Read through the entries below and return each line with the word "info".

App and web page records
----------------
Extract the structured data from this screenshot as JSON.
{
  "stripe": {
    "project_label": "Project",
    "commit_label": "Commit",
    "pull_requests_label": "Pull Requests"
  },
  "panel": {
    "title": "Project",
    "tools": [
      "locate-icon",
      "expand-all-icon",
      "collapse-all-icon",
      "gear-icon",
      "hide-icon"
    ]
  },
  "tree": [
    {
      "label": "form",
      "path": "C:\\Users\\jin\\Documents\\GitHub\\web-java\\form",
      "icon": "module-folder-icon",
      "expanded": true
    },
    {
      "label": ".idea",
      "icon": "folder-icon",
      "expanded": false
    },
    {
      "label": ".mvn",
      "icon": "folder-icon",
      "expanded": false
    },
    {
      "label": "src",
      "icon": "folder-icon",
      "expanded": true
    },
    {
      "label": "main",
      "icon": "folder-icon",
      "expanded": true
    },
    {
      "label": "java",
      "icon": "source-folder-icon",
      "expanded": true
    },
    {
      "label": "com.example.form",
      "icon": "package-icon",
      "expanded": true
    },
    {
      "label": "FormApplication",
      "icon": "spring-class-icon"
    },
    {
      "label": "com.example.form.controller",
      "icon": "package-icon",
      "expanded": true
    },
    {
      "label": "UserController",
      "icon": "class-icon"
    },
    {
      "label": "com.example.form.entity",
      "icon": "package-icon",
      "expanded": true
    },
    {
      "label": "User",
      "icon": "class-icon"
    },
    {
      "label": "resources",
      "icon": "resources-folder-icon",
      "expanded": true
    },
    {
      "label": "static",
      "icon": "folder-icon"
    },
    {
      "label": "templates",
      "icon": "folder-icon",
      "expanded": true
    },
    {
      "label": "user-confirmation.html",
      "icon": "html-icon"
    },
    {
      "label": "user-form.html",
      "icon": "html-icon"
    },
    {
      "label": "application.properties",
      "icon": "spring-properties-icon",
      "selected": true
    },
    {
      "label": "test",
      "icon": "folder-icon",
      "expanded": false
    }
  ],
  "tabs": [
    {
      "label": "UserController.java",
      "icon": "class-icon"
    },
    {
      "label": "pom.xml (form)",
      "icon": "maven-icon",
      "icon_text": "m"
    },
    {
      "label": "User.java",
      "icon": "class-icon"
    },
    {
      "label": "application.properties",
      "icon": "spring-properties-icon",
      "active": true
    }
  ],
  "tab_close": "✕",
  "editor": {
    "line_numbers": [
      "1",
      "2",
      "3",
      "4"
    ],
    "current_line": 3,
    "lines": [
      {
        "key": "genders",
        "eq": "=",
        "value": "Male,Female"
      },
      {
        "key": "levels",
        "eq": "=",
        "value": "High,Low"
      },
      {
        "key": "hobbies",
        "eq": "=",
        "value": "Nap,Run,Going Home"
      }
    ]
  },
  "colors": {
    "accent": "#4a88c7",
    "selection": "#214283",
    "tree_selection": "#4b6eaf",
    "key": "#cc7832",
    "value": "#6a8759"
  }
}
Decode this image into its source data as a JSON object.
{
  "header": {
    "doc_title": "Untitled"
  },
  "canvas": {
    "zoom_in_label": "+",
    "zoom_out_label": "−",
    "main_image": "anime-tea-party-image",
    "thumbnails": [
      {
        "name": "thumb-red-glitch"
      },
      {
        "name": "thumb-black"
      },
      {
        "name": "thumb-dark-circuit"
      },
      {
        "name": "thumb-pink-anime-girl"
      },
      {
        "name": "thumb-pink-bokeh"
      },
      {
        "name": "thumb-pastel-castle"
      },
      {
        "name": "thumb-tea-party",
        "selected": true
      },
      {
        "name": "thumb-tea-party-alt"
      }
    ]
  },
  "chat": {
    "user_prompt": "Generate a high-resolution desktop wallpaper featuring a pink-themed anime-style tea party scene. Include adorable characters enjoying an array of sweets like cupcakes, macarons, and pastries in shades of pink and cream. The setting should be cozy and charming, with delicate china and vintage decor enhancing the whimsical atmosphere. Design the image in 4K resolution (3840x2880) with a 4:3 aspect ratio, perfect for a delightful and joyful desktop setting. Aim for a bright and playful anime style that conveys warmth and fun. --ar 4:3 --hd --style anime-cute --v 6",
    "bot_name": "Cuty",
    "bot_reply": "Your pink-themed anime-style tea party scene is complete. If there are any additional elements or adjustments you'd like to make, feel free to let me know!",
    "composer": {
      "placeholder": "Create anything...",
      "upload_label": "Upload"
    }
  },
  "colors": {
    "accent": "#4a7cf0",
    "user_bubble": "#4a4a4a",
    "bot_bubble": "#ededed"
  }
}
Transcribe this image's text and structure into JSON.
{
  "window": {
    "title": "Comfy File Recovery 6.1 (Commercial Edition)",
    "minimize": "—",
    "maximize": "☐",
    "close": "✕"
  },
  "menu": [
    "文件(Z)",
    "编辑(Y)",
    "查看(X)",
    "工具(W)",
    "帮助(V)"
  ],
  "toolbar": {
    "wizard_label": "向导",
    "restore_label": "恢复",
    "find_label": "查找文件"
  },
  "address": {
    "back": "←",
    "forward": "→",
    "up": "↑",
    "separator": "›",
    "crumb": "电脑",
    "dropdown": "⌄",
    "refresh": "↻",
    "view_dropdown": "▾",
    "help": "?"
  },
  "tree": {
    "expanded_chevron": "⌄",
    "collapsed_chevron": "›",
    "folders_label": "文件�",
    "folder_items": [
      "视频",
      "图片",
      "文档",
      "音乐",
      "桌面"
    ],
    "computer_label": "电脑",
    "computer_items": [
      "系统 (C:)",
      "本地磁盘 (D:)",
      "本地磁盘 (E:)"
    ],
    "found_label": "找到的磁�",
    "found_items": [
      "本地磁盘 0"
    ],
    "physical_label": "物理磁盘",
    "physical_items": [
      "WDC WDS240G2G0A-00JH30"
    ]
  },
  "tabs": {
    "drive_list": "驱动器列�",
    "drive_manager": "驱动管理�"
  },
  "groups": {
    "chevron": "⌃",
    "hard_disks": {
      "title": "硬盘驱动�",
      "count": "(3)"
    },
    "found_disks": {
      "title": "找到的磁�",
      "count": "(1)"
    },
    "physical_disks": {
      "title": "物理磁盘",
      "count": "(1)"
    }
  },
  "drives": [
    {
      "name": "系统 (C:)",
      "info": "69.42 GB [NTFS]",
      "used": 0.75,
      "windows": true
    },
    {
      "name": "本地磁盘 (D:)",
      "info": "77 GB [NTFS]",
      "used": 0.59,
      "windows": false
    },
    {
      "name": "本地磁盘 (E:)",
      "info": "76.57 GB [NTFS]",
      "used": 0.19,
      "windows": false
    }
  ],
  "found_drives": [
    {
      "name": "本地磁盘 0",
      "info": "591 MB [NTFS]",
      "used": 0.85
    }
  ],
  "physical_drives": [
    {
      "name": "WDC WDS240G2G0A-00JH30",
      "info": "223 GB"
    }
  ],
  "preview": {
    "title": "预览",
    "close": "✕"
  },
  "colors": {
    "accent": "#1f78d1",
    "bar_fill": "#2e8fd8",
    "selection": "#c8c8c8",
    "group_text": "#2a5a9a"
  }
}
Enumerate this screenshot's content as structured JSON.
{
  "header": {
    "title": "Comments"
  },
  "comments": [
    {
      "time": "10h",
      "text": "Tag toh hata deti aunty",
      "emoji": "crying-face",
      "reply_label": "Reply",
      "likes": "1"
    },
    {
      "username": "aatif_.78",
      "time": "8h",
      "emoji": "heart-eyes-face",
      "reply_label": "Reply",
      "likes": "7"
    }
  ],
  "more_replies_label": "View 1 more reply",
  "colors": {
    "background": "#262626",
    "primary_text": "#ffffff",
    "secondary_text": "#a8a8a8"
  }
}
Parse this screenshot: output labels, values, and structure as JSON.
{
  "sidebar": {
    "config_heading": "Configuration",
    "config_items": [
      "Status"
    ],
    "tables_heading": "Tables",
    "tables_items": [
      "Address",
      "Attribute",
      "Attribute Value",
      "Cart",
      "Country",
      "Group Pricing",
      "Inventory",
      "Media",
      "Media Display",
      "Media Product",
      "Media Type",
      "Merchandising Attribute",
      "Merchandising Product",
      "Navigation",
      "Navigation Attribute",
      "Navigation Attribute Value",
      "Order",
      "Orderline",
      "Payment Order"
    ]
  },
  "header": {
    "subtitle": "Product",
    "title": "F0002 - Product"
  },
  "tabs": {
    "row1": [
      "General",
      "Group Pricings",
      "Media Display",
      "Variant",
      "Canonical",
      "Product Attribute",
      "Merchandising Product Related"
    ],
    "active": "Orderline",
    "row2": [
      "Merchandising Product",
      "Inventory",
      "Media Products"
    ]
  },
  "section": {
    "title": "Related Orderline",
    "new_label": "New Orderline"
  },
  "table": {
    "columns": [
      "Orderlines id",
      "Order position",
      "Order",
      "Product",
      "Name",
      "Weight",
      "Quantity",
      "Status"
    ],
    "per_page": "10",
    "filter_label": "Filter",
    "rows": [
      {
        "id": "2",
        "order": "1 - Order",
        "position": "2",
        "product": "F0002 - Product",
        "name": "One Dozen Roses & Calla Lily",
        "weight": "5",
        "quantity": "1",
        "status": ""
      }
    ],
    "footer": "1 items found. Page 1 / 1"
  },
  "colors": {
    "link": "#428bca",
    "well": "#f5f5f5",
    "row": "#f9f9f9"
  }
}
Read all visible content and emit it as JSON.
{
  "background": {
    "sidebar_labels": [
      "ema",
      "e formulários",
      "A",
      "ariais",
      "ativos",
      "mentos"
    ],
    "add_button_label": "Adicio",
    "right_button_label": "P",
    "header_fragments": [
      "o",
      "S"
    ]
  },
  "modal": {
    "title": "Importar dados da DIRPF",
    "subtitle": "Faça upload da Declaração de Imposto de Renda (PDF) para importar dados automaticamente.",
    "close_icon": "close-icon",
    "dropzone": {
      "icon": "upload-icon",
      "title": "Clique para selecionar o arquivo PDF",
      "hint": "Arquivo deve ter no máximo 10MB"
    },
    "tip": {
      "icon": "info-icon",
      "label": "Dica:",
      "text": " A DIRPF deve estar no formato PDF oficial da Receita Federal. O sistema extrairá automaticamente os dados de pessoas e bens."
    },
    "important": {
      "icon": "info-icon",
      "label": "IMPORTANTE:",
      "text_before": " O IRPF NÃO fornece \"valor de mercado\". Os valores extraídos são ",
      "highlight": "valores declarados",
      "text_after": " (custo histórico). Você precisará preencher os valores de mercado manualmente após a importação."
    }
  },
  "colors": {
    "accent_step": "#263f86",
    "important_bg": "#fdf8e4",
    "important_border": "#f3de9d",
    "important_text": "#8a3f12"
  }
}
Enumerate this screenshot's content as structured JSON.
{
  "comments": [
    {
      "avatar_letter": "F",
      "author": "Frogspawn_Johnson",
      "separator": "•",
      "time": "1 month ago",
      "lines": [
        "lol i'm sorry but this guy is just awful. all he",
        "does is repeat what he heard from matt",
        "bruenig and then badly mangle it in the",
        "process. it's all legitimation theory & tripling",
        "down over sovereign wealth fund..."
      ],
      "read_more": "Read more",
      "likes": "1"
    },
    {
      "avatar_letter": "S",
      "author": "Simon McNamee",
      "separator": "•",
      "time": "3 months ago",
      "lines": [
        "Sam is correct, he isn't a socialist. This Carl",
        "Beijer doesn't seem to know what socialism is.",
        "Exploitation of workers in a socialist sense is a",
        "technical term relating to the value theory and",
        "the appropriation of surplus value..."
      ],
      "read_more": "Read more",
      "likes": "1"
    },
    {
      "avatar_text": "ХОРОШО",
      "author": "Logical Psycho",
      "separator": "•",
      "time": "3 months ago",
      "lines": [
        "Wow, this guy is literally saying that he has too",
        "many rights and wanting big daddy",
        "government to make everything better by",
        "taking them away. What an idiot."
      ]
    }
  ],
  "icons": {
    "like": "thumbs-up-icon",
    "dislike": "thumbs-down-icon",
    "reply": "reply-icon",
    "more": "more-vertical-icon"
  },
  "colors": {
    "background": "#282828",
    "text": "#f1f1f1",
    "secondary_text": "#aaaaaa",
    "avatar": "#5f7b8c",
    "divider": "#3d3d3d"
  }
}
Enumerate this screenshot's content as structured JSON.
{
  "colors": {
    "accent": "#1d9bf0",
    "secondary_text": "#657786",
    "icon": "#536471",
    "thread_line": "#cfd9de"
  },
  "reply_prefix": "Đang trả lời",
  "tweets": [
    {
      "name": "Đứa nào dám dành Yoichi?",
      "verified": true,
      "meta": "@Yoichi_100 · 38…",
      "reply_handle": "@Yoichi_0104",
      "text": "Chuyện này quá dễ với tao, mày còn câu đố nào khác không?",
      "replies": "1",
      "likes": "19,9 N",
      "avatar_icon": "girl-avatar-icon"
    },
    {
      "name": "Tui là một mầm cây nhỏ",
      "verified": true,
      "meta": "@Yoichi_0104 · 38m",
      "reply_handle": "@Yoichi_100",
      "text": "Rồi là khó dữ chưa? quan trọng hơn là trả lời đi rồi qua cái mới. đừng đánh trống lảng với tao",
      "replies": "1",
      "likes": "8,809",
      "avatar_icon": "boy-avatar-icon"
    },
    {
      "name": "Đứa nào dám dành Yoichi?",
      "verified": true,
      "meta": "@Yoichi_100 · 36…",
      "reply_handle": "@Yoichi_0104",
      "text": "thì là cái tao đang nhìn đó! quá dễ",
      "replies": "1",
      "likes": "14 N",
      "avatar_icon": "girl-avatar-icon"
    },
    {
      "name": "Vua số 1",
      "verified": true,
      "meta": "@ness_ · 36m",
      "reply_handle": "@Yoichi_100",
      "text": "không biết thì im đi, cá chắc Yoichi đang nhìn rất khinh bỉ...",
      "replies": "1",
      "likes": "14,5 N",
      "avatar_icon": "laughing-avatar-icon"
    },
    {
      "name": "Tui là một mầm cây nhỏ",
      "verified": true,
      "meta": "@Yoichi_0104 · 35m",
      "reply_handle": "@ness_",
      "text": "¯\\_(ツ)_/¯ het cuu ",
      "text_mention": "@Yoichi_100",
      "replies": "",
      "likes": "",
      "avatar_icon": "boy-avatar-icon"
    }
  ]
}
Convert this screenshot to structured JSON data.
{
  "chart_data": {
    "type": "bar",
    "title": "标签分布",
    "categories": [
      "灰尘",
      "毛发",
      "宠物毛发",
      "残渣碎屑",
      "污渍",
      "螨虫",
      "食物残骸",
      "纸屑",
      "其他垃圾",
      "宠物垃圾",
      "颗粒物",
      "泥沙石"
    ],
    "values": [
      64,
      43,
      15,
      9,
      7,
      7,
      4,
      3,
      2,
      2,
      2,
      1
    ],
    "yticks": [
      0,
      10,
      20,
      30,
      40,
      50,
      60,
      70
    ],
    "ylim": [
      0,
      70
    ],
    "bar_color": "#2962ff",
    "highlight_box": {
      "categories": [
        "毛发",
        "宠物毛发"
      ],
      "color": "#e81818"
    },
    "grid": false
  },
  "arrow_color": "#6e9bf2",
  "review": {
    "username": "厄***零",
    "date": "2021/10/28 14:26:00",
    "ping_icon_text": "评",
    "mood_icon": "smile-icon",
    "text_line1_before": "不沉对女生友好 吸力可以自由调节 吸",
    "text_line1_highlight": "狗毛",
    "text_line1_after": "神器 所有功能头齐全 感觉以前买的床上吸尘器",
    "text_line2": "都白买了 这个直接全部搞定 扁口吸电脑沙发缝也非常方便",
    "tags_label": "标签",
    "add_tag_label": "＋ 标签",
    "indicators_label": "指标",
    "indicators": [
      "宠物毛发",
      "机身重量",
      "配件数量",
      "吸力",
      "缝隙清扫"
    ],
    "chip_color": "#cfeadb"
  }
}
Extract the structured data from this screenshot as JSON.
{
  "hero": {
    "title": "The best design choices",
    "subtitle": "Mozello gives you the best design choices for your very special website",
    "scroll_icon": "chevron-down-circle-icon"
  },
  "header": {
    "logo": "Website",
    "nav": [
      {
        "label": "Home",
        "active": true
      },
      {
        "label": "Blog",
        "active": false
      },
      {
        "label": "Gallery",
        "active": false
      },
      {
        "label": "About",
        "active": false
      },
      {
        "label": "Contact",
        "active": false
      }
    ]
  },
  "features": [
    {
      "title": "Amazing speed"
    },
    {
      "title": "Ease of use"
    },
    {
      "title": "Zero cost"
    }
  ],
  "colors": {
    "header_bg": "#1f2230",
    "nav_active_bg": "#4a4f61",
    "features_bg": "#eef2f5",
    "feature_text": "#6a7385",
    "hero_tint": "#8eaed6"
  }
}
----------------
### Answer space
      "info": "69.42 GB [NTFS]",
      "info": "77 GB [NTFS]",
      "info": "76.57 GB [NTFS]",
      "info": "591 MB [NTFS]",
      "info": "223 GB"
      "icon": "info-icon",
      "icon": "info-icon",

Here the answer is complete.